The nearly, but not entirely, pacifistic comments of recent popes contrast with the historic role of popes who for centuries commanded the armies of the Papal States.
Eleventh century Pope Urban II’s appeal to a crowd to launch the crusades to rout Muslims from the Holy Land was met with cries of “God wills it!”
Such history, say Vatican watchers, means Pope Francis needs to choose his words carefully.
“We don’t want to make the mistake of the past,” said the Rev. Rodolph Wakim, pastor of Our Lady of Victory Maronite Catholic Church in Carnegie, Pa. Both he and the congregation have roots in Lebanon.
The pope is “not calling on Christians to take arms and go fighting. That’s the fear that might be misinterpreted,” Father Wakim said. “He’s calling on those who have the military strength to do something to stop the violence.”
Father Wakim has been following the Arabic-language news of the warfare in Iraq, as well as in Gaza.
“It’s horrible. Somebody needs to speak up and tell them to stop this violence,” he said. “I’m glad the pope took a stand and sounded the alarm.”
The Rev. Thomas Reese, senior analyst for the National Catholic Reporter, said it’s relatively easy to justify isolated U.S. attacks on convoys of ISIS fighters. “Now, if they started using air power to bomb Mosul and take it back, you’d see a little more nervousness on the part of the Vatican,” he said, because such urban warfare would inevitably involve heavy civilian casualties.

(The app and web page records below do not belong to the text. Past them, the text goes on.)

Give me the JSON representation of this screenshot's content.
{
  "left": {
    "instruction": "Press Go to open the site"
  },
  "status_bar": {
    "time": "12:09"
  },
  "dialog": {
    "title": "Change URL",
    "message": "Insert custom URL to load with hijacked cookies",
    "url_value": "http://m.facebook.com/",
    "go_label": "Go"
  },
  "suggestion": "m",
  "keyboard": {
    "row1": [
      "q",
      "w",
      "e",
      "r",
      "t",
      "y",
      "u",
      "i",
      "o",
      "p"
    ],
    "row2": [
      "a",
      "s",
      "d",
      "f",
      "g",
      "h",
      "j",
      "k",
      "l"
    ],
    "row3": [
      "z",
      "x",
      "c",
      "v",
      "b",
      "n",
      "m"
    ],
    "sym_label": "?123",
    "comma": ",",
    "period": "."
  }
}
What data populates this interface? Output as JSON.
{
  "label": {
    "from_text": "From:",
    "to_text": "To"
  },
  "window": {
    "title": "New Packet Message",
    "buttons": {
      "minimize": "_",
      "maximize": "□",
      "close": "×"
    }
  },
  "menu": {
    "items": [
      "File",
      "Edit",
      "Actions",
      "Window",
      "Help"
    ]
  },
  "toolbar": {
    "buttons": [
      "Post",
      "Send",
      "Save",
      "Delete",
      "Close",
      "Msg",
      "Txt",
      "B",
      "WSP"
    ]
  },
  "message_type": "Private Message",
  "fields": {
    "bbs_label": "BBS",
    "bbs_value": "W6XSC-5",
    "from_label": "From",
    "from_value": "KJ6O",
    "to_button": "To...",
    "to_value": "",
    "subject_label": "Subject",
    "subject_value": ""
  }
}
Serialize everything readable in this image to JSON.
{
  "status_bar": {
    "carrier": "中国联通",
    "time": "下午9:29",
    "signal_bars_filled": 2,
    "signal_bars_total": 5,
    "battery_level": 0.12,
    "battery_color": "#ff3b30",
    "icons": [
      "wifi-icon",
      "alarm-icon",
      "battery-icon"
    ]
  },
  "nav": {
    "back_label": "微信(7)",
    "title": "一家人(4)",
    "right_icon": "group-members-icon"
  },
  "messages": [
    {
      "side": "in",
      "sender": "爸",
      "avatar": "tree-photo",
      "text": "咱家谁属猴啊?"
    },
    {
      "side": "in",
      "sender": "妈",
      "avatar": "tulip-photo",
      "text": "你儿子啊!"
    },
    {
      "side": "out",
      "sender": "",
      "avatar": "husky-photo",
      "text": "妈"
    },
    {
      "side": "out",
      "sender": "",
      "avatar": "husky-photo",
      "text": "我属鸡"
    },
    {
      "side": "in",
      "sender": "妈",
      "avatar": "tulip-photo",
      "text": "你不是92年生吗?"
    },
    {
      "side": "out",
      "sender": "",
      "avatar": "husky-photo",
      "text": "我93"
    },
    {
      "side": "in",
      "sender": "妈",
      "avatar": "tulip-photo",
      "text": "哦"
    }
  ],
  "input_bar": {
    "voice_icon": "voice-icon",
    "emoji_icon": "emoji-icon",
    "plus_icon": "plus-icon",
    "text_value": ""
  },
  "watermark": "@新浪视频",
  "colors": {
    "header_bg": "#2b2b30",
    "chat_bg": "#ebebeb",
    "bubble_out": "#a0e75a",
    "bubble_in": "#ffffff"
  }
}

“The last thing the Vatican would want to see happen is something that turns into a war against the Sunnis,” he added, endorsing efforts to support a unity government in Iraq that would pull mainstream Sunni support from ISIS toward a central government.